**WORK INSTRUCTION:**
Look for the word "Итого" in the records, and copy each line where it appears.

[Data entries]
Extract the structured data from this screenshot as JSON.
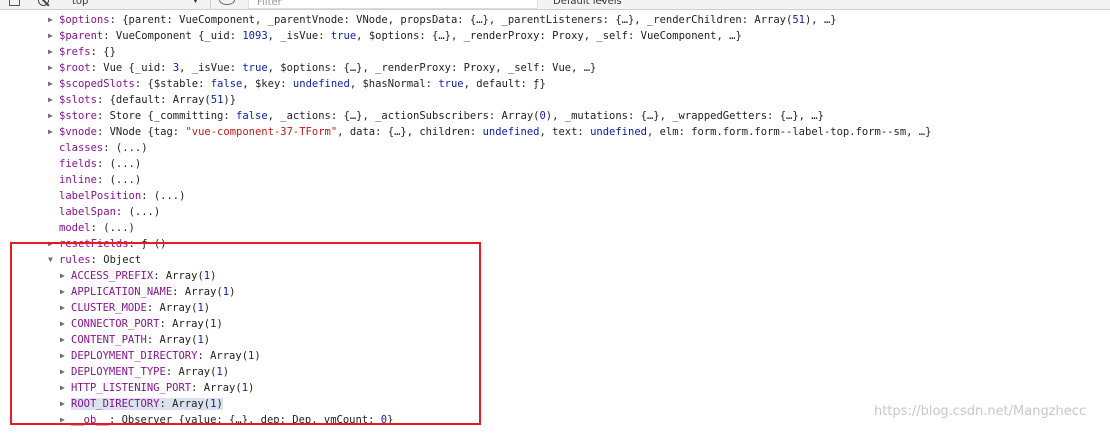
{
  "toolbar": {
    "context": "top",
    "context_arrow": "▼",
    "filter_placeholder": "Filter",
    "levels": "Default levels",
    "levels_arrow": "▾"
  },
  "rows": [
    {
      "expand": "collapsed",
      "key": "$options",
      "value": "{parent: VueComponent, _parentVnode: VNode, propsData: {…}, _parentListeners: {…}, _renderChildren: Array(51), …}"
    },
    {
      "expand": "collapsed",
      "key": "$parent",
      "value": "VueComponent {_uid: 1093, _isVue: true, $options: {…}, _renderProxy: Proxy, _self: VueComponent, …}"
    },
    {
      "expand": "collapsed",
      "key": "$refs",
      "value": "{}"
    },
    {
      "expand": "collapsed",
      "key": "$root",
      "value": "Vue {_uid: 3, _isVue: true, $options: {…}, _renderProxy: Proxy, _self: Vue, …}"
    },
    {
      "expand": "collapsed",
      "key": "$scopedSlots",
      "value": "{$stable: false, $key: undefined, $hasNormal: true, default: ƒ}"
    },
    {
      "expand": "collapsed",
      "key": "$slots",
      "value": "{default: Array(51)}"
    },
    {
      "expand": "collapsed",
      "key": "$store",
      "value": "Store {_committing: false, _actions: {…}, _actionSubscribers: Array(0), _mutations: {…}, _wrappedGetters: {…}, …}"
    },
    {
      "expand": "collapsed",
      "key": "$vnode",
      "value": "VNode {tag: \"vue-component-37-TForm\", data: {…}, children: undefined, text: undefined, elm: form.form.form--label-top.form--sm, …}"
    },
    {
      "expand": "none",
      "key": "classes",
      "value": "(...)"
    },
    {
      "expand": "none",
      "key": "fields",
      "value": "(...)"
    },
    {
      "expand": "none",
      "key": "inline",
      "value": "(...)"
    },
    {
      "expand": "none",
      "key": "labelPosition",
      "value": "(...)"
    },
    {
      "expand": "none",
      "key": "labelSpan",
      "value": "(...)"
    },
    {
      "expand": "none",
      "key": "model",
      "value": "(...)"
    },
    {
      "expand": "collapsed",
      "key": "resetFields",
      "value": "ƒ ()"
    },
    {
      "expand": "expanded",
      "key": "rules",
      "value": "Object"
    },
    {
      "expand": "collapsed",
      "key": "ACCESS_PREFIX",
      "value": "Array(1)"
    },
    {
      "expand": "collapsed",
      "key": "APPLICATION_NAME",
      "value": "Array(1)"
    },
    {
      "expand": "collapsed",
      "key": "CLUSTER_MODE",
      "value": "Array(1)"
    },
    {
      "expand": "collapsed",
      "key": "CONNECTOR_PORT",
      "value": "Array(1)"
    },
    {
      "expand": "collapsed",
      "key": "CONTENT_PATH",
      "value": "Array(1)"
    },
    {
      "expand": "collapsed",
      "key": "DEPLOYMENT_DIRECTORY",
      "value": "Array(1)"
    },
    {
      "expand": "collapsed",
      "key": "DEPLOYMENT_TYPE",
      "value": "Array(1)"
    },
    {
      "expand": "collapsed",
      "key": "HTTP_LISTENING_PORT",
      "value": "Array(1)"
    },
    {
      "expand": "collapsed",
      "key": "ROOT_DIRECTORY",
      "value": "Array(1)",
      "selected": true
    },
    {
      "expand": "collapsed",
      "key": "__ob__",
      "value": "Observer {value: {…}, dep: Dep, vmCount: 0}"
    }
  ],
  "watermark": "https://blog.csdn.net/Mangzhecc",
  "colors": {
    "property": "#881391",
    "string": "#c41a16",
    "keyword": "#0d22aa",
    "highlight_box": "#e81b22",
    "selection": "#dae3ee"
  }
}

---

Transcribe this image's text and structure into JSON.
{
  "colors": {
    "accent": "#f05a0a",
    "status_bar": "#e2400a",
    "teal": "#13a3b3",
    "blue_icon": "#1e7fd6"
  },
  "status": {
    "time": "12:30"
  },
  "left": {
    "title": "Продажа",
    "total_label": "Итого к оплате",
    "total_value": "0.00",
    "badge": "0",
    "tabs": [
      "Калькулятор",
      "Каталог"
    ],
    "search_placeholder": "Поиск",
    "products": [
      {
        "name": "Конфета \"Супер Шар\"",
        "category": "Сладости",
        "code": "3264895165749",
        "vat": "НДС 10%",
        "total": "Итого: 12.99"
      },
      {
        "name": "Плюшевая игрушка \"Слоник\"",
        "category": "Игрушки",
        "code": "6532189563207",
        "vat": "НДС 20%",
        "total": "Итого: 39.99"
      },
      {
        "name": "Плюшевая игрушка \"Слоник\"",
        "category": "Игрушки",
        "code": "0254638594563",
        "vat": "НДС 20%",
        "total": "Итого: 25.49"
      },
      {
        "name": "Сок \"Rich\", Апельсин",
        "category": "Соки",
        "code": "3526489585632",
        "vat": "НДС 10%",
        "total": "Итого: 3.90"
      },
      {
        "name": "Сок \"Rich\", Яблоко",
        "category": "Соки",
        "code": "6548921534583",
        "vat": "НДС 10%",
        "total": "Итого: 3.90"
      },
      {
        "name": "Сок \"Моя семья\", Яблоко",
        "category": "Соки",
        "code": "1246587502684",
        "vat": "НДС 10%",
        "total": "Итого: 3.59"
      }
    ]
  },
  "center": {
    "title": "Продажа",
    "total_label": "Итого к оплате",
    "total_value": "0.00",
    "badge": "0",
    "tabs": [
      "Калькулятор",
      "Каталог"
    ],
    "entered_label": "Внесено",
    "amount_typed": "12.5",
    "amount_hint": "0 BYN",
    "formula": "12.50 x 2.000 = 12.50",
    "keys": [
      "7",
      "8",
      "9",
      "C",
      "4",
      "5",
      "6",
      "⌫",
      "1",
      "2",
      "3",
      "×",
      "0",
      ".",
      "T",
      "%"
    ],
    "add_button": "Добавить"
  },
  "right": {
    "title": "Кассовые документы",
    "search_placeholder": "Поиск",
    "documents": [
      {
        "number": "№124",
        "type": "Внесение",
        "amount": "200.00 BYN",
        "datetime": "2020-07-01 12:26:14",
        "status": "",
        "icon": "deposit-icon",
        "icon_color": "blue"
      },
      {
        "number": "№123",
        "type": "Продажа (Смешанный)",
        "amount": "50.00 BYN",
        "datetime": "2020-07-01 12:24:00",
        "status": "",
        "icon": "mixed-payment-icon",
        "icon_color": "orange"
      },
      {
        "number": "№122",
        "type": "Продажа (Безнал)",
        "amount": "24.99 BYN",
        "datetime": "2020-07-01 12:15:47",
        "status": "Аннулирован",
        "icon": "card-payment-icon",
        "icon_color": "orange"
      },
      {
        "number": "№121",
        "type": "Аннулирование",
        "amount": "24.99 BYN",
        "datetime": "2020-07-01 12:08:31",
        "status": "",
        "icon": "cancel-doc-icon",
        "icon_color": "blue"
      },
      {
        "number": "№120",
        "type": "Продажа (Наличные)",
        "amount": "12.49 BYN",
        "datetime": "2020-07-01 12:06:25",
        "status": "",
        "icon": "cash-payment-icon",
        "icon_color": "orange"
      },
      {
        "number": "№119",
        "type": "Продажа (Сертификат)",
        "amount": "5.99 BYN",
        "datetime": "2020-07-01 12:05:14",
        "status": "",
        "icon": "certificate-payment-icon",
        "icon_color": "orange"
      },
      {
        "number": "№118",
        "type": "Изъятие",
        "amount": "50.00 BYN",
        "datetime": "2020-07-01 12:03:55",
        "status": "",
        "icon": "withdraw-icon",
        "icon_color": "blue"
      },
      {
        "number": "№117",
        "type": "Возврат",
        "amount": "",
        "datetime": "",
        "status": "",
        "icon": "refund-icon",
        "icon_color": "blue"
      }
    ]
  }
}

**EXERCISE ANSWER:**
    "total_label": "Итого к оплате",
        "total": "Итого: 12.99"
        "total": "Итого: 39.99"
        "total": "Итого: 25.49"
        "total": "Итого: 3.90"
        "total": "Итого: 3.90"
        "total": "Итого: 3.59"
    "total_label": "Итого к оплате",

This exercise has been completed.